scientificprotocols authored about 3 years ago

Typically, an equal volume of TE-saturated phenol is added to an aqueous DNA sample in a microcentrifuge tube. The mixture is vigorously vortexed, and then centrifuged to enact phase separation. The upper, aqueous layer carefully is removed to a new tube, avoiding the phenol interface and then is subjected to two ether extractions to remove residual phenol. An equal volume of water-saturated ether is added to the tube, the mixture is vortexed, and the tube is centrifuged to allow phase separation. The upper, ether layer is removed and discarded, including phenol droplets at the interface. After this extraction is repeated, the DNA is concentrated by ethanol precipitation.

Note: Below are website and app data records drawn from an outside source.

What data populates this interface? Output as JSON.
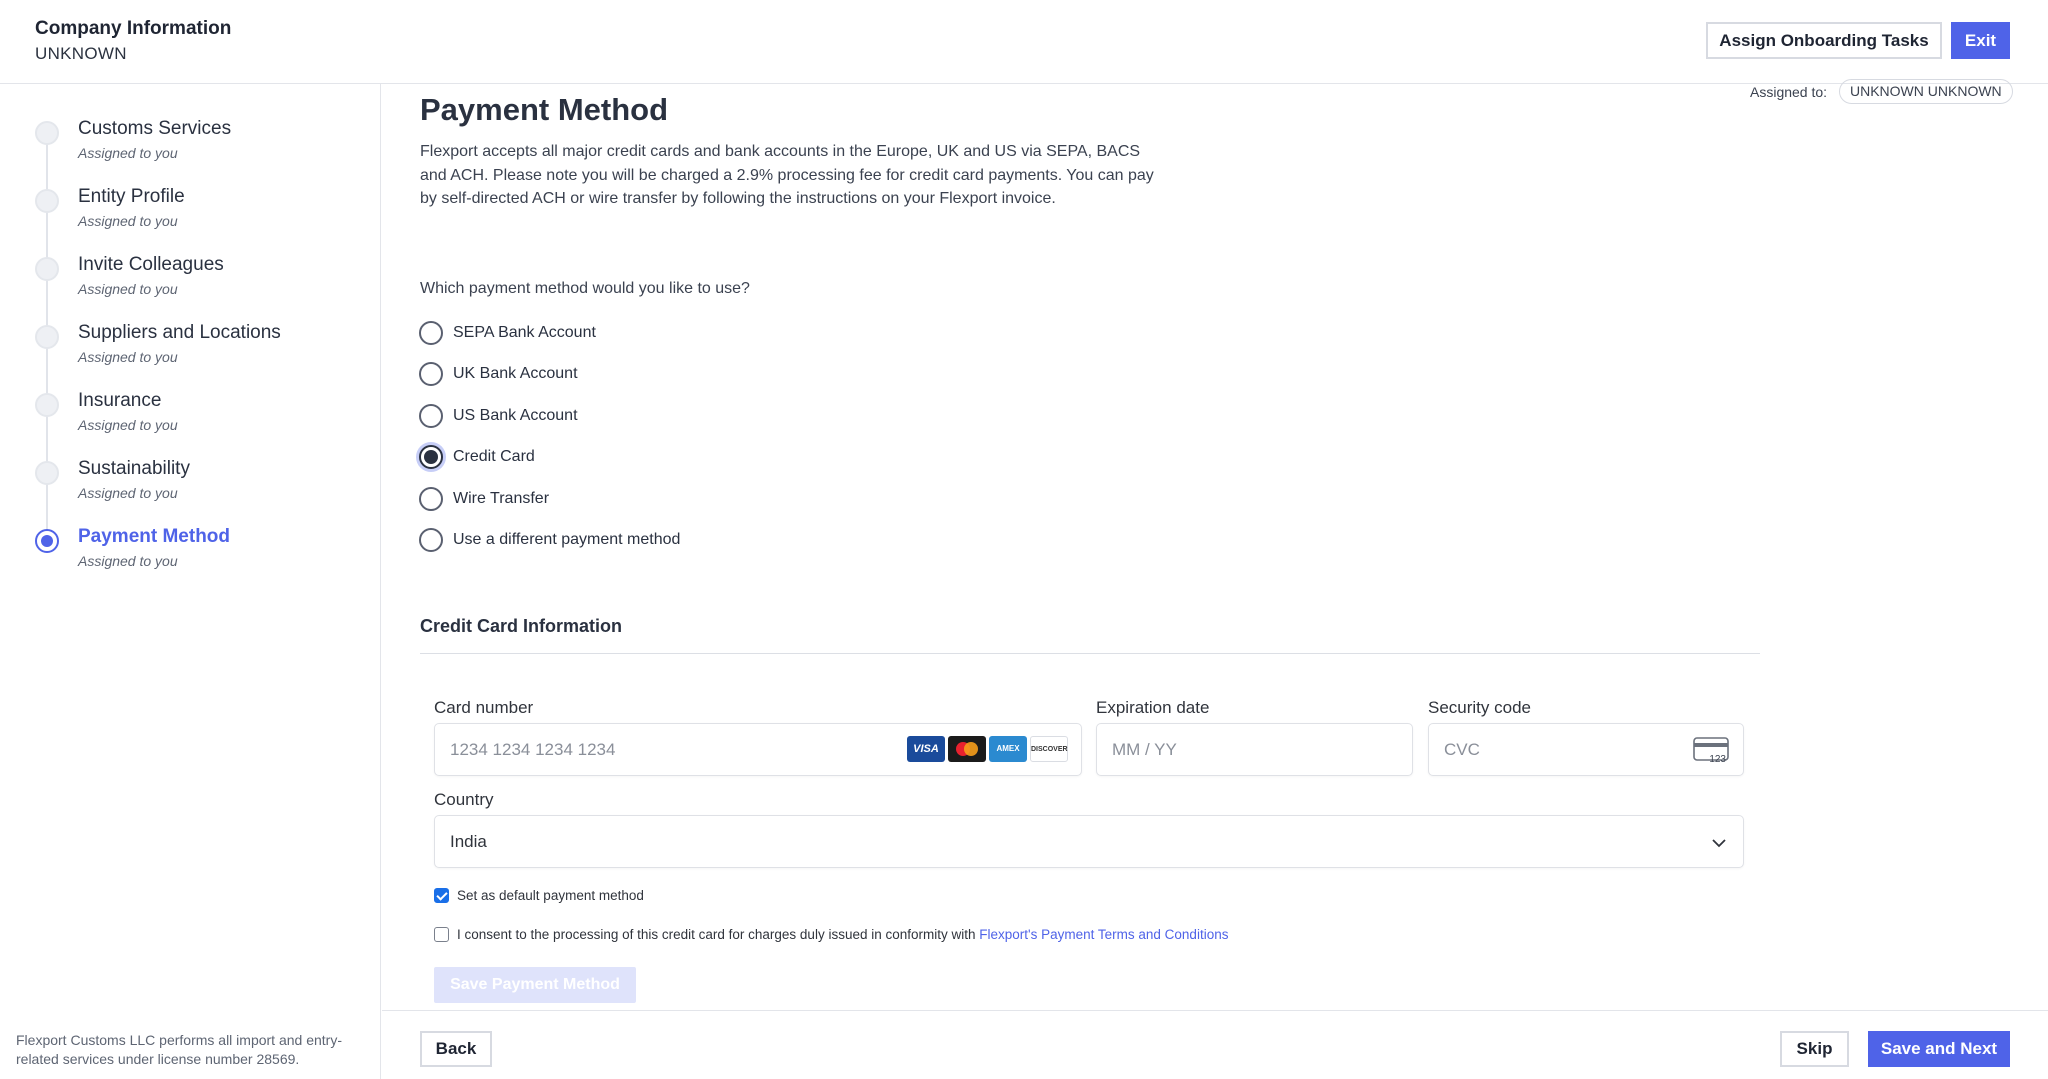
{
  "header": {
    "title": "Company Information",
    "company": "UNKNOWN",
    "assign_button": "Assign Onboarding Tasks",
    "exit_button": "Exit"
  },
  "sidebar": {
    "steps": [
      {
        "title": "Customs Services",
        "sub": "Assigned to you",
        "active": false
      },
      {
        "title": "Entity Profile",
        "sub": "Assigned to you",
        "active": false
      },
      {
        "title": "Invite Colleagues",
        "sub": "Assigned to you",
        "active": false
      },
      {
        "title": "Suppliers and Locations",
        "sub": "Assigned to you",
        "active": false
      },
      {
        "title": "Insurance",
        "sub": "Assigned to you",
        "active": false
      },
      {
        "title": "Sustainability",
        "sub": "Assigned to you",
        "active": false
      },
      {
        "title": "Payment Method",
        "sub": "Assigned to you",
        "active": true
      }
    ],
    "footer": "Flexport Customs LLC performs all import and entry-related services under license number 28569."
  },
  "main": {
    "assigned_label": "Assigned to:",
    "assigned_to": "UNKNOWN UNKNOWN",
    "title": "Payment Method",
    "intro": "Flexport accepts all major credit cards and bank accounts in the Europe, UK and US via SEPA, BACS and ACH. Please note you will be charged a 2.9% processing fee for credit card payments. You can pay by self-directed ACH or wire transfer by following the instructions on your Flexport invoice.",
    "question": "Which payment method would you like to use?",
    "options": [
      {
        "label": "SEPA Bank Account",
        "checked": false
      },
      {
        "label": "UK Bank Account",
        "checked": false
      },
      {
        "label": "US Bank Account",
        "checked": false
      },
      {
        "label": "Credit Card",
        "checked": true
      },
      {
        "label": "Wire Transfer",
        "checked": false
      },
      {
        "label": "Use a different payment method",
        "checked": false
      }
    ]
  },
  "credit_card": {
    "heading": "Credit Card Information",
    "card_number_label": "Card number",
    "card_number_placeholder": "1234 1234 1234 1234",
    "brands": [
      "VISA",
      "MC",
      "AMEX",
      "DISCOVER"
    ],
    "expiration_label": "Expiration date",
    "expiration_placeholder": "MM / YY",
    "security_label": "Security code",
    "security_placeholder": "CVC",
    "cvc_icon_text": "123",
    "country_label": "Country",
    "country_value": "India",
    "default_checkbox": {
      "label": "Set as default payment method",
      "checked": true
    },
    "consent_checkbox": {
      "label": "I consent to the processing of this credit card for charges duly issued in conformity with",
      "link": "Flexport's Payment Terms and Conditions",
      "checked": false
    },
    "save_button": "Save Payment Method"
  },
  "footer": {
    "back": "Back",
    "skip": "Skip",
    "next": "Save and Next"
  },
  "colors": {
    "accent": "#4f63e8",
    "checkbox_blue": "#1a6fe8"
  }
}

  1. Add an equal volume of TE-saturated phenol to the DNA sample contained in a 1.5 ml microcentrifuge tube and vortex for 15-30 seconds.
  2. Centrifuge the sample for 5 minutes at room temperature to separate the phases.
  3. Remove about 90% of the upper, aqueous layer to a clean tube, carefully avoiding proteins at the aqueous:phenol interface. At this stage the aqueous phase can be extracted a second time with an equal volume of 1:1 TE-saturated phenol:chloroform, centrifuged and removed to a clean tube as above but this additional extraction usually is not necessary if care is taken during the first phenol extraction.
  4. Add an equal volume of water-saturated ether, vortex briefly, and centrifuge for 3 minutes at room temperature. Remove and discard the upper, ether layer, taking care to remove phenol droplets at the ether:aqueous interface. Repeat the ether extraction.
  5. Ethanol precipitate the DNA by adding 2.5-3 volumes of ethanol-acetate, as discussed below.


Average rating 0 ratings